Items from a data source
········

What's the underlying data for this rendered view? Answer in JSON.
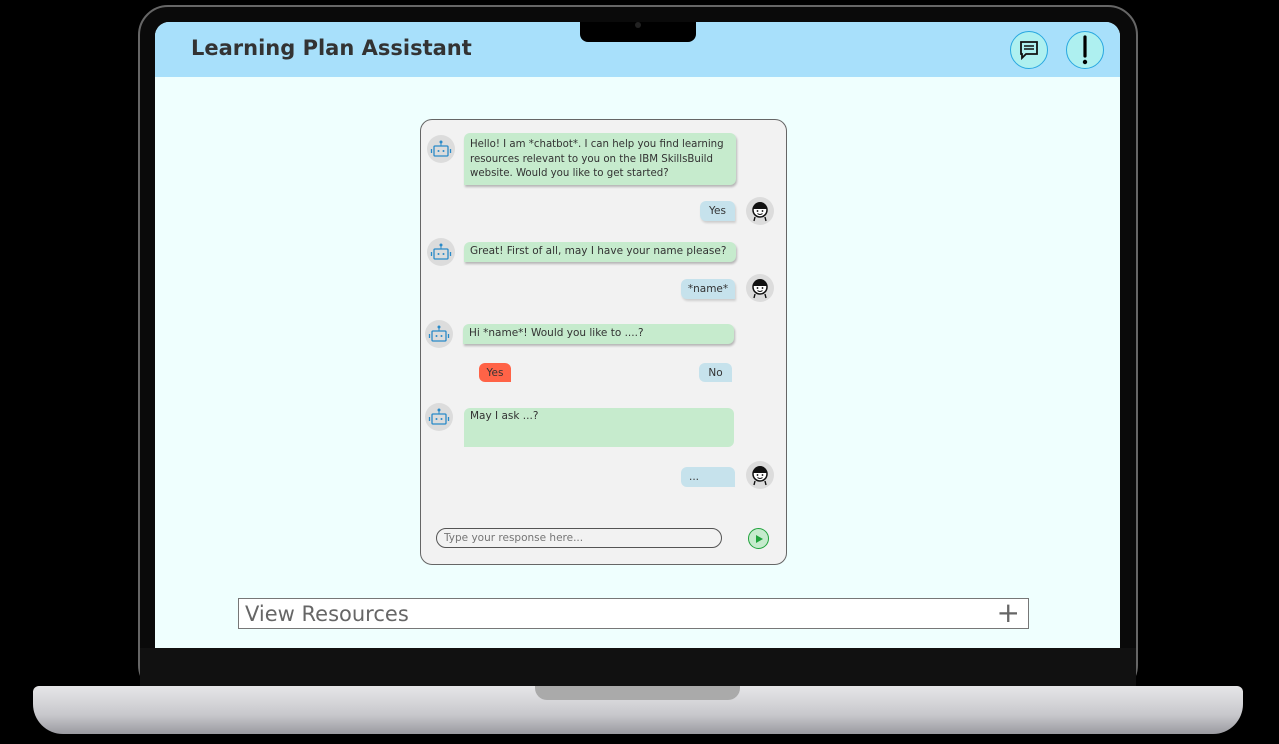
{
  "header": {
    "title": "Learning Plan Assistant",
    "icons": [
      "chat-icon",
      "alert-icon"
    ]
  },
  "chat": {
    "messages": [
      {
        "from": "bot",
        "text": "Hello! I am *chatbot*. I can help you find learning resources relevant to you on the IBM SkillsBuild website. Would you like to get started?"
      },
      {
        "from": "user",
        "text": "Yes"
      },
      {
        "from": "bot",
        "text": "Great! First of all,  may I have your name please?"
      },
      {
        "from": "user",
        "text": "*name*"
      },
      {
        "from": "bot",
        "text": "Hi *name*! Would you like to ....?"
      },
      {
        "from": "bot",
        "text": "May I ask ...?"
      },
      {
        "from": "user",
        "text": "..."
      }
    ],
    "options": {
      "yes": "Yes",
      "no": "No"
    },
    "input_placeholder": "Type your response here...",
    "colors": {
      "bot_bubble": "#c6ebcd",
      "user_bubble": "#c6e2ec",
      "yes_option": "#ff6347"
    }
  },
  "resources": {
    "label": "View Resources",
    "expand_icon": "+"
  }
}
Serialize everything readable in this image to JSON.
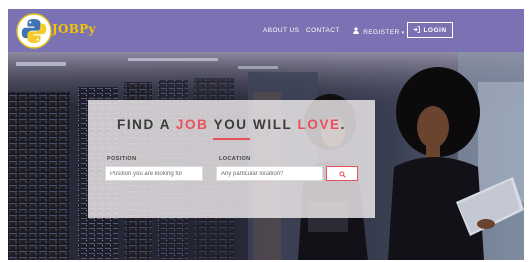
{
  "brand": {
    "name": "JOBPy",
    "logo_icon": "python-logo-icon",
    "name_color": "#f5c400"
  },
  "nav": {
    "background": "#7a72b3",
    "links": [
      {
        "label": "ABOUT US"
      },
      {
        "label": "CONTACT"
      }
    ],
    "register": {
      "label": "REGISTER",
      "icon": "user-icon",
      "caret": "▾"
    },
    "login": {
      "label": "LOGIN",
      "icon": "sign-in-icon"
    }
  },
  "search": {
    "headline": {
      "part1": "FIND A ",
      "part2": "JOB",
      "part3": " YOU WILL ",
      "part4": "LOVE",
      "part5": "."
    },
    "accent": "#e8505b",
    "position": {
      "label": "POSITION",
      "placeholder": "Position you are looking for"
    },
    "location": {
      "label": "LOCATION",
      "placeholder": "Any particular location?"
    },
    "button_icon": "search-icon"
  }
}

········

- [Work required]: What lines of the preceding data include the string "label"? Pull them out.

- [Expected answer]:
    "label": "View Resources",
        "label": "ABOUT US"
        "label": "CONTACT"
      "label": "REGISTER",
      "label": "LOGIN",
      "label": "POSITION",
      "label": "LOCATION",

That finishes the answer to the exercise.